Will filing bankruptcy affect my spouse’s credit
For some couples, bankruptcy may be the best option to get out of debt, and it may be the right decision for the entire household. However, many couples have wondered how bankruptcy will affect their partner’s credit. As a result, they have started thinking of ways to get out of debt without affecting the other. Whether it’s through debt consolidation, debt management, or divorce, couples have been considering ways to protect one another from bankruptcy.
Despite what you may think, the non-filing spouse is not released from joint debt obligations. However, if your spouse is a co-debtor on a debt, you must pay it. In this situation, the non-filing spouse will not have any credit impact, provided you both keep up your end of the repayment plan.
Although the bankruptcy filing affects your spouse’s credit, it will not affect his or her credit score. However, if your spouse has co-signed debts, it is important to continue making the minimum payments on those debts. If possible, contact your creditor and request a debt statement. If you’ve gotten behind on payments on some of these debts, you’ll want to make sure you continue making payments on them until your bankruptcy is discharged.
If your spouse is listed as a beneficiary in your will, you might want to file a Chapter 13 bankruptcy without him. Even if your spouse is not a co-debtor, he may pass away within 5 years. This way, you can still use your bankruptcy filing to make a substantial contribution to your credit.
However, in some states, you and your spouse may not have the same credit rating. In such a situation, you should consult with an attorney. You can also make a postnuptial agreement. This agreement will help protect your property from the debtor’s creditors.
Will filing bankruptcy affect my spouse’s income
If you are filing for Chapter 7 bankruptcy, your spouse’s income will be included in the means test, which determines if you can afford to pay your debts. However, if you both have a high income, filing for Chapter 7 will be more difficult. In order to file for Chapter 7, your income must be below a certain threshold.

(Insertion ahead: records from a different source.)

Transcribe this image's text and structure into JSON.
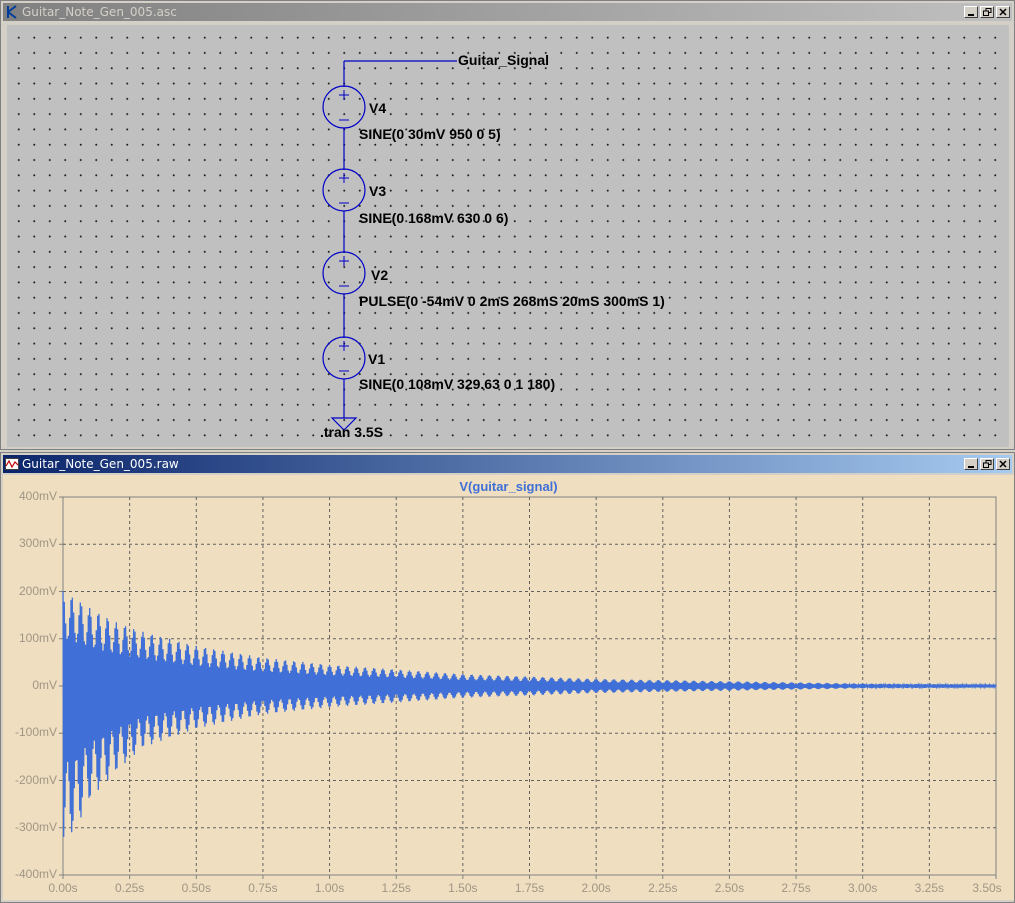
{
  "schematic_window": {
    "title": "Guitar_Note_Gen_005.asc",
    "net_label": "Guitar_Signal",
    "components": [
      {
        "name": "V4",
        "value": "SINE(0 30mV 950 0 5)"
      },
      {
        "name": "V3",
        "value": "SINE(0 168mV 630 0 6)"
      },
      {
        "name": "V2",
        "value": "PULSE(0 -54mV 0 2mS 268mS 20mS 300mS 1)"
      },
      {
        "name": "V1",
        "value": "SINE(0 108mV 329.63 0 1 180)"
      }
    ],
    "directive": ".tran 3.5S",
    "colors": {
      "wire": "#0000c8",
      "background": "#c0c0c0"
    }
  },
  "waveform_window": {
    "title": "Guitar_Note_Gen_005.raw",
    "colors": {
      "trace": "#3f6fd7",
      "background": "#efdfc0",
      "grid": "#606060"
    }
  },
  "chart_data": {
    "type": "line",
    "title": "V(guitar_signal)",
    "xlabel": "",
    "ylabel": "",
    "x_ticks": [
      "0.00s",
      "0.25s",
      "0.50s",
      "0.75s",
      "1.00s",
      "1.25s",
      "1.50s",
      "1.75s",
      "2.00s",
      "2.25s",
      "2.50s",
      "2.75s",
      "3.00s",
      "3.25s",
      "3.50s"
    ],
    "y_ticks": [
      "400mV",
      "300mV",
      "200mV",
      "100mV",
      "0mV",
      "-100mV",
      "-200mV",
      "-300mV",
      "-400mV"
    ],
    "xlim": [
      0,
      3.5
    ],
    "ylim": [
      -400,
      400
    ],
    "grid": true,
    "series": [
      {
        "name": "V(guitar_signal)",
        "envelope_x": [
          0.0,
          0.05,
          0.1,
          0.2,
          0.3,
          0.5,
          0.75,
          1.0,
          1.5,
          2.0,
          2.5,
          3.0,
          3.5
        ],
        "envelope_max": [
          200,
          185,
          165,
          135,
          115,
          85,
          60,
          45,
          25,
          15,
          10,
          5,
          3
        ],
        "envelope_min": [
          -330,
          -300,
          -240,
          -180,
          -130,
          -90,
          -60,
          -45,
          -25,
          -15,
          -10,
          -5,
          -3
        ]
      }
    ]
  }
}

In addition, your spouse will be asked to fill out a monthly budget form detailing your household income and expenses. Your spouse’s income and expenses will be used to determine if you can afford to pay your debts, as well as how much you must contribute. You and your spouse will discuss this before the bankruptcy process begins. Generally, there are no surprises during this process.

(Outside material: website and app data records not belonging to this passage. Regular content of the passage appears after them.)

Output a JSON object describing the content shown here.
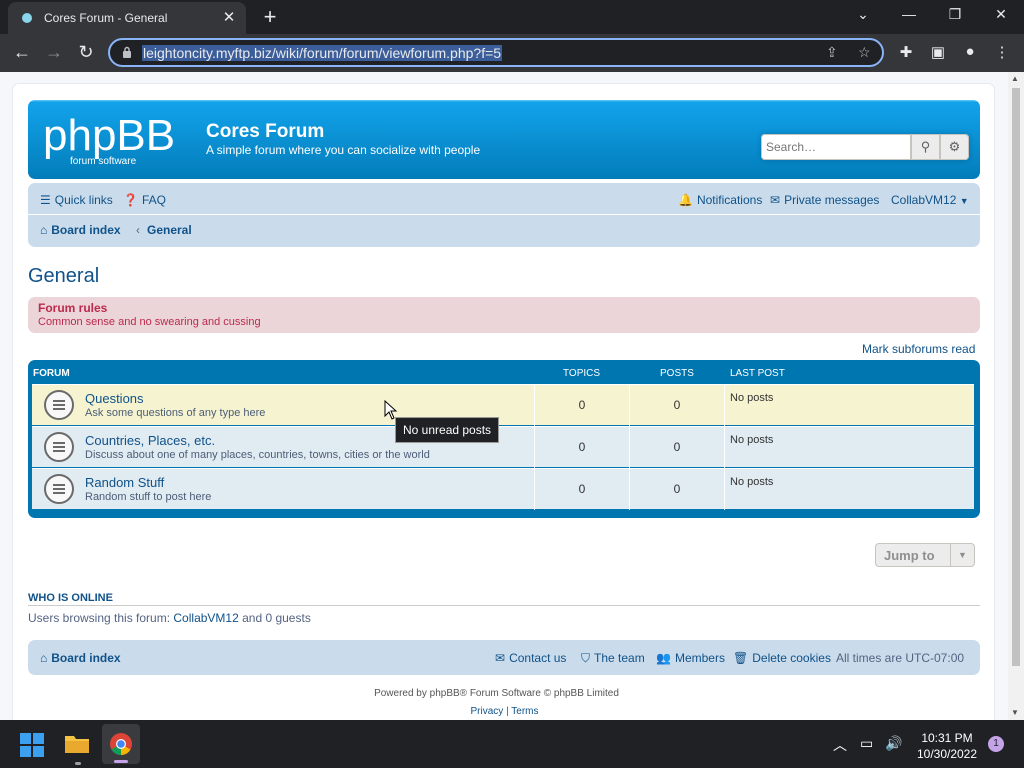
{
  "browser": {
    "tab_title": "Cores Forum - General",
    "tab_close": "✕",
    "new_tab": "+",
    "url": "leightoncity.myftp.biz/wiki/forum/forum/viewforum.php?f=5",
    "window_controls": {
      "minimize": "—",
      "restore": "❐",
      "close": "✕",
      "tab_search": "⌄"
    }
  },
  "site": {
    "logo_text": "phpBB",
    "logo_sub": "forum software",
    "name": "Cores Forum",
    "description": "A simple forum where you can socialize with people",
    "search_placeholder": "Search…"
  },
  "nav": {
    "quick_links": "Quick links",
    "faq": "FAQ",
    "notifications": "Notifications",
    "private_messages": "Private messages",
    "user": "CollabVM12",
    "breadcrumb_board": "Board index",
    "breadcrumb_sep": "‹",
    "breadcrumb_current": "General"
  },
  "page": {
    "title": "General",
    "rules_title": "Forum rules",
    "rules_text": "Common sense and no swearing and cussing",
    "mark_read": "Mark subforums read"
  },
  "table": {
    "headers": {
      "forum": "Forum",
      "topics": "Topics",
      "posts": "Posts",
      "last_post": "Last post"
    },
    "rows": [
      {
        "name": "Questions",
        "desc": "Ask some questions of any type here",
        "topics": "0",
        "posts": "0",
        "last_post": "No posts"
      },
      {
        "name": "Countries, Places, etc.",
        "desc": "Discuss about one of many places, countries, towns, cities or the world",
        "topics": "0",
        "posts": "0",
        "last_post": "No posts"
      },
      {
        "name": "Random Stuff",
        "desc": "Random stuff to post here",
        "topics": "0",
        "posts": "0",
        "last_post": "No posts"
      }
    ]
  },
  "tooltip": "No unread posts",
  "jump_to": "Jump to",
  "online": {
    "heading": "WHO IS ONLINE",
    "prefix": "Users browsing this forum: ",
    "user": "CollabVM12",
    "suffix": " and 0 guests"
  },
  "footer": {
    "board_index": "Board index",
    "contact": "Contact us",
    "team": "The team",
    "members": "Members",
    "delete_cookies": "Delete cookies",
    "timezone": "All times are UTC-07:00",
    "powered": "Powered by phpBB® Forum Software © phpBB Limited",
    "privacy": "Privacy",
    "legal_sep": "|",
    "terms": "Terms"
  },
  "taskbar": {
    "time": "10:31 PM",
    "date": "10/30/2022",
    "notification_count": "1"
  },
  "colors": {
    "header_blue": "#0076b1",
    "nav_bg": "#cadceb",
    "link": "#105289",
    "rules_bg": "#ecd5d8",
    "rules_text": "#bc2a4d"
  }
}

While your spouse will not lose any property if you file for bankruptcy, if your spouse holds property in separate names, it will be included in the bankruptcy estate. In Chapter 7 liquidation, any property that exceeds the exemptions is sold by the bankruptcy trustee. However, if your spouse does not file for bankruptcy, they will not lose their property as a result.
Your spouse will not be able to keep their job if you file for bankruptcy. This is a common problem for couples who are in financial trouble. In these circumstances, it may be in the best interest of both spouses to choose one option over another. A single spouse filing for bankruptcy does not affect the other’s income, but it can still have an impact on their credit score. If your spouse is employed, they will need to provide their income to prove that they are earning enough money to pay their debts.
The process of filing for bankruptcy is complicated, so it is important to seek legal advice. A bankruptcy attorney will help you determine what the best course of action is and help you allocate disposable income. Your spouse will also need to know what the bankruptcy process will entail.